◆ What to produce: Where in the data below does the word "person" appear? Copy each line that holds it.

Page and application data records
········

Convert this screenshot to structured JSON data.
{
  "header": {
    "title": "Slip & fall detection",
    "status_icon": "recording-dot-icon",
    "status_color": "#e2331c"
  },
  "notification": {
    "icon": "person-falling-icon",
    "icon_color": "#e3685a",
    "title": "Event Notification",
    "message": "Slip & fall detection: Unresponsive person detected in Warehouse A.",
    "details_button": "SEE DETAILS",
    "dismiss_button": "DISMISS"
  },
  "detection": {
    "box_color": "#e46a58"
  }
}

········

◆ Task answer:
    "icon": "person-falling-icon",
    "message": "Slip & fall detection: Unresponsive person detected in Warehouse A.",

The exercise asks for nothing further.